During the summer of 2020 we’ve worked hard to search for creative ways to continue our conservation work even as the Coronavirus Pandemic continues to change our plans on a daily basis.
And thanks to local partners, we’ve been able to continue making progress on many of our projects, including our Boise River Habitat Restoration at our Diane Moore Nature Center!
In June, we were lucky enough to team up with local business, Think Green Inc. and their partner business Madeline George Garden Design & Nursery, to plant cottonwood saplings in a key area at our Boise River site. Think Green Inc. owner, David Carlson, and Madeline George owner, Kecia Carlson, are long-time friends of IBO’s, so when Dave reached out with the offer of time, equipment, and materials to get a project done, we were thrilled!
At the same time, IBO partner Sean Finn from Golden Eagle Audubon’s Native Plant Network got his hands on some substantial 10′ tall cottonwood saplings that needed to get in the ground ASAP. It was the perfect match! The cottonwood saplings were germinated and grown at College of Western Idaho’s Horticulture facility in partnership with Land Trust of the Treasure Valley. As the coronavirus threat emerged and these institutions wisely responded by shutting down operations, these trees would potentially be left orphaned! Martha Brabec, Boise Park and Recreations Restoration Specialist sprang to action, rescued these baby trees and doled them out to restoration sites along the river.
With our crew of Boise State and College of Western Idaho Interns, plus equipment, soil, and skills from Think Green Inc., the team made quick work of the project. We now have 20 new Cottonwood saplings at our river site!
Although there are many cottonwood trees at IBO’s Diane Moore Nature Center already, these trees add to our habitat restoration project in a few important ways:
Without a flowing side channel, our cottonwood trees don’t get watered like they would have historically. This means we have a number of very old trees, but very few young trees.

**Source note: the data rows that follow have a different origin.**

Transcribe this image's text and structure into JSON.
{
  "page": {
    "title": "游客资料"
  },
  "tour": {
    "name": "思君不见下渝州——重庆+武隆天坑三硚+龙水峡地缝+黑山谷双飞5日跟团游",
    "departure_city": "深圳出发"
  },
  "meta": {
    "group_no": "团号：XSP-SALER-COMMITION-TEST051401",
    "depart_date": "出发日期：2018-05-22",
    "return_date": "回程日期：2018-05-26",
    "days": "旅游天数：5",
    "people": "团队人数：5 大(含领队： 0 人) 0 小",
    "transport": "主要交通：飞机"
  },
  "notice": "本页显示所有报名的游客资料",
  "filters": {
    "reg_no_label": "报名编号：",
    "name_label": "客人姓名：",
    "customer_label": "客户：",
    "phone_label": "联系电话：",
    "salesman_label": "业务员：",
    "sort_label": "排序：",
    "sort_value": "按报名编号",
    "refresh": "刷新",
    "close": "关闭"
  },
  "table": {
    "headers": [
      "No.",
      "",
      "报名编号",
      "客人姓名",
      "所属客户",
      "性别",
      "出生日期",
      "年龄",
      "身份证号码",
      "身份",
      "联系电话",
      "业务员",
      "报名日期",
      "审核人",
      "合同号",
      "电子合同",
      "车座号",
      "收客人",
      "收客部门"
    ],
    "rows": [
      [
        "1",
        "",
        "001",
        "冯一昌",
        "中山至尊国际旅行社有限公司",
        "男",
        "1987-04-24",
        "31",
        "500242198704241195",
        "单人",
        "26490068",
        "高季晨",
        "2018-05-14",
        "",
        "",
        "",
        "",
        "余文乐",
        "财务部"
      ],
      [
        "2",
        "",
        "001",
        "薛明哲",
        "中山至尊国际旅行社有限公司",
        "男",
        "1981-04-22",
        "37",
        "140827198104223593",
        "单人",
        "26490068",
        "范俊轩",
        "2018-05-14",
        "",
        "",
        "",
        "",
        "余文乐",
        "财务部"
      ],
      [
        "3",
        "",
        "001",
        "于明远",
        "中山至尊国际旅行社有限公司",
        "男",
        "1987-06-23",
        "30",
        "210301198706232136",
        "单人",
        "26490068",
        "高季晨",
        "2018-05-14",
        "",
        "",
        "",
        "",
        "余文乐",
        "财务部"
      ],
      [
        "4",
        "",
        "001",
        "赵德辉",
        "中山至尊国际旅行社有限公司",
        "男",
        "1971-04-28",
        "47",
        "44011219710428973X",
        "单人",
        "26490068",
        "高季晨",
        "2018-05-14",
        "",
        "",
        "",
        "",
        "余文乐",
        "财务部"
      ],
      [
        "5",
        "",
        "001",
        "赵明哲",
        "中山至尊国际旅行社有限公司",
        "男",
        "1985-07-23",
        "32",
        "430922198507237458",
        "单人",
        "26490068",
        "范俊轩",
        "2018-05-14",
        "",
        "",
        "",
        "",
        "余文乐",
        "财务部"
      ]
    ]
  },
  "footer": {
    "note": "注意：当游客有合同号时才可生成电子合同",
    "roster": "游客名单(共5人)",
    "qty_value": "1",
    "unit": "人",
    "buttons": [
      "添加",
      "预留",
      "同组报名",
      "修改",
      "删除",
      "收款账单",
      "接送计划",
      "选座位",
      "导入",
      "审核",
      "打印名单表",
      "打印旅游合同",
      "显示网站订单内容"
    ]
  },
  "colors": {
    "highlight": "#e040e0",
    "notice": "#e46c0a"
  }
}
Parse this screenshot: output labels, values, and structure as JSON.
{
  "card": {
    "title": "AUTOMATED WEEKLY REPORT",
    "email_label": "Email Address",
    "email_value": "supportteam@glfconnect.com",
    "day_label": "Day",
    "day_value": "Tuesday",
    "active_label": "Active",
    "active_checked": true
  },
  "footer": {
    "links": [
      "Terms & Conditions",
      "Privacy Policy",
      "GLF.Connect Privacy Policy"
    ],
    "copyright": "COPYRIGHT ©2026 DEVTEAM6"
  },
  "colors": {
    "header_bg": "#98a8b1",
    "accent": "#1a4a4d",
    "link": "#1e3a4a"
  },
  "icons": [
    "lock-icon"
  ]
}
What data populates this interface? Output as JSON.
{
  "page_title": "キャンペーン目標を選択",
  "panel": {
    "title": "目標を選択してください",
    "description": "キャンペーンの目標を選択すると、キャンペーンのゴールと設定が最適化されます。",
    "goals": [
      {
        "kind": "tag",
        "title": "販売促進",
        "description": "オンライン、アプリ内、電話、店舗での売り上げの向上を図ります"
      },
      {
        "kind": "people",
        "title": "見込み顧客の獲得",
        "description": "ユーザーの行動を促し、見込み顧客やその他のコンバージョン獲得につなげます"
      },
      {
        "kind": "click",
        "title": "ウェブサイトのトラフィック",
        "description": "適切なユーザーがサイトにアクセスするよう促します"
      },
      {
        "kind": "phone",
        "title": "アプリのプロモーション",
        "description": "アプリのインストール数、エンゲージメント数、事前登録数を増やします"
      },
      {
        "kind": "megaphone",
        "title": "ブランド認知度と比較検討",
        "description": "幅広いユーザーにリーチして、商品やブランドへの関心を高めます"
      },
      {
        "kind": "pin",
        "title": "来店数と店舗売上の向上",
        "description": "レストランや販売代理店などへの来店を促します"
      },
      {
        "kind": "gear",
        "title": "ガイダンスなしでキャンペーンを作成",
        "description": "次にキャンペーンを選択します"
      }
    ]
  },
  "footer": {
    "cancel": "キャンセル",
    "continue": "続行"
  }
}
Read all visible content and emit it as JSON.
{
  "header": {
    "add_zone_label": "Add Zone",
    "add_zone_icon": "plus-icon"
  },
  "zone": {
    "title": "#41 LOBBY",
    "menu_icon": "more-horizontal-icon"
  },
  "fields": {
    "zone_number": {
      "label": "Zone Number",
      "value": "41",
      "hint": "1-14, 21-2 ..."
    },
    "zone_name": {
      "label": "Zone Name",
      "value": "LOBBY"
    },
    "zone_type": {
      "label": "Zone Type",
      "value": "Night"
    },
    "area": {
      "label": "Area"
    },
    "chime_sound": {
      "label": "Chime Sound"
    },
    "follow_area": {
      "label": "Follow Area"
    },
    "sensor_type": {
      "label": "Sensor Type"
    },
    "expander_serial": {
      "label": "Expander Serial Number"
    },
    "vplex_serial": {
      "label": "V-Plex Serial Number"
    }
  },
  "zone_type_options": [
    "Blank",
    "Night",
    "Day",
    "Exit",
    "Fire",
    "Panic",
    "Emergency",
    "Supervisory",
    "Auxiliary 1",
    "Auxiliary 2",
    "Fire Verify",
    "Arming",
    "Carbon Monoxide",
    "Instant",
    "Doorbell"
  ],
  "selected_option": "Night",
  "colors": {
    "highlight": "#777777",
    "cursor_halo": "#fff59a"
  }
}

Cottonwood seeds need just the right water conditions in order to sprout, and with controlled flows from upstream dams, this doesn’t happen along the Boise River very often. Instead, the small trees we do have growing at the site are mostly offshoots from the roots of older trees nearby: this means that genetic diversity of cottonwoods at our site may be low. By adding new cottonwood saplings that were sprouted from seed, we hope to mix in new genetic diversity that will create a more healthy and long-lasting cottonwood gallery forest at our site!